I have been in India the last several weeks on non-photography business. When I did get out to take photos, I was yet again shown the importance of spending more time when taking the image to save much more post-processing time later. Here are a pair of images (you can click on them to see a larger version):
The one on the left is the one I took. I was so focused on the woman’s face that I missed the very distracting motorcycle parked behind her. And, I had the camera set at a higher aperture to give reasonable depth-of-field, making the problem worse. The second image is what I wish I had taken. I’m not completely happy with my post-processing of the motorcycle out, so before I would really use the image, I’d need to re-do it. Overall, the result is spending much more time than it would have taken to stop, think about the picture I wanted to capture, and then getting it right in the camera. To get it right would have taken maybe five minutes. To post-process reasonably well will require an hour or few. Multiply this by several such photos, and these photos are a real time sink to make any use of.

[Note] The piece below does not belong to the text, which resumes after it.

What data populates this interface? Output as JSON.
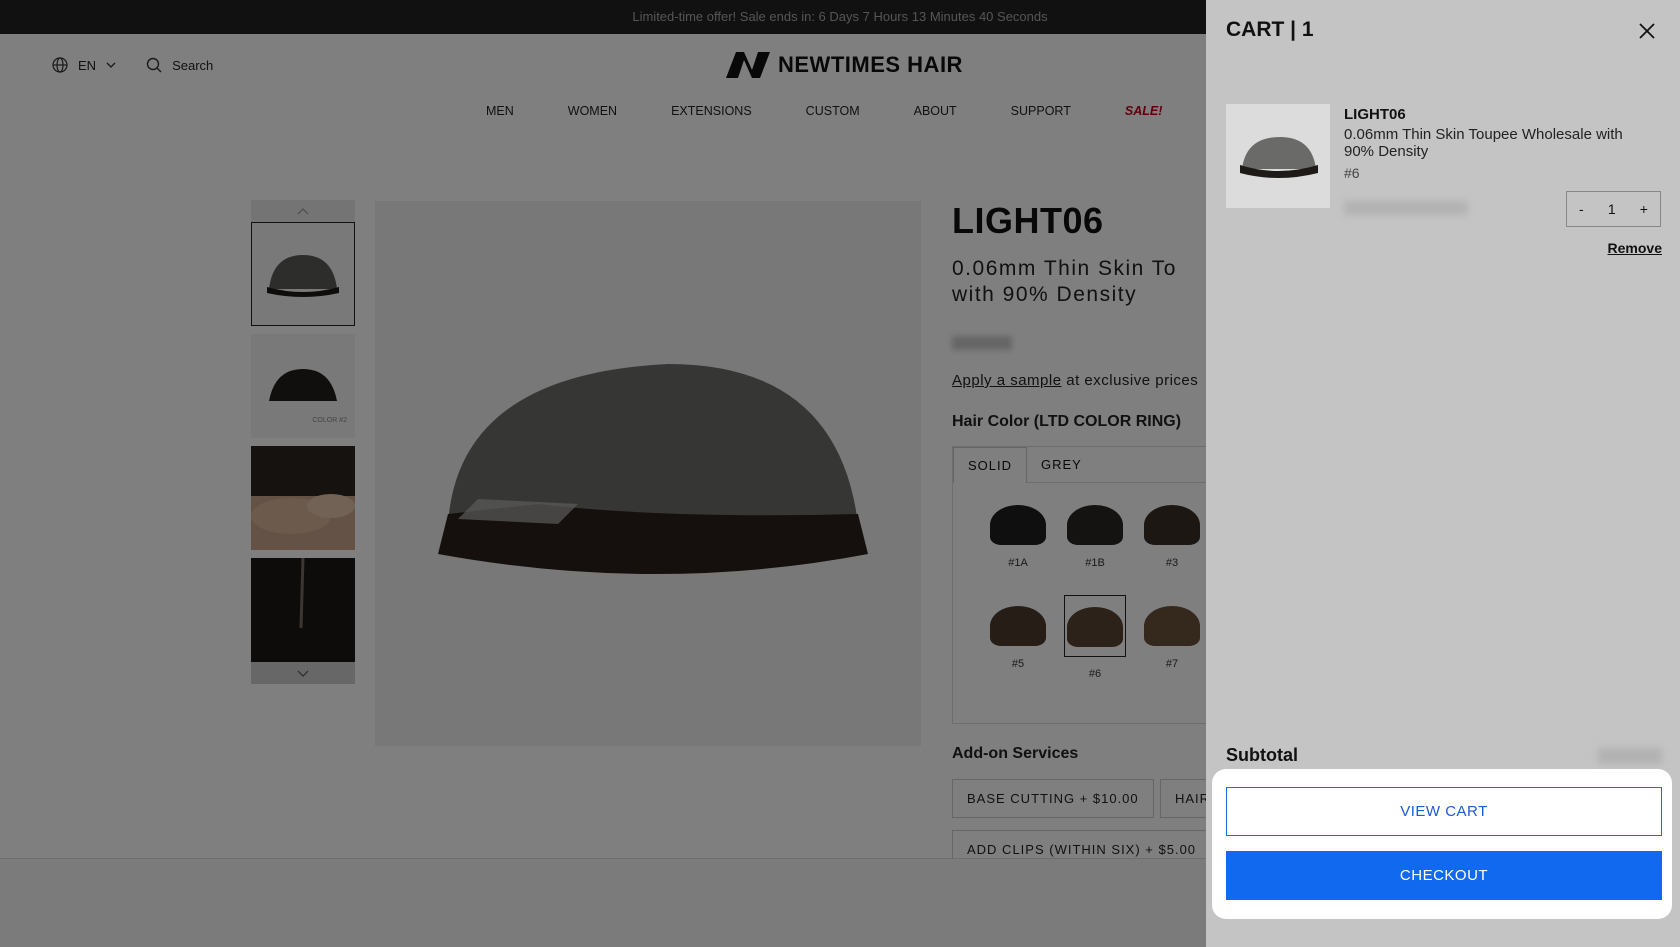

So, the lesson is a repeat of what has been said several times before by several other photographers: Create an image, do not take a picture. The difference is the difference between a snapshot and a good photograph.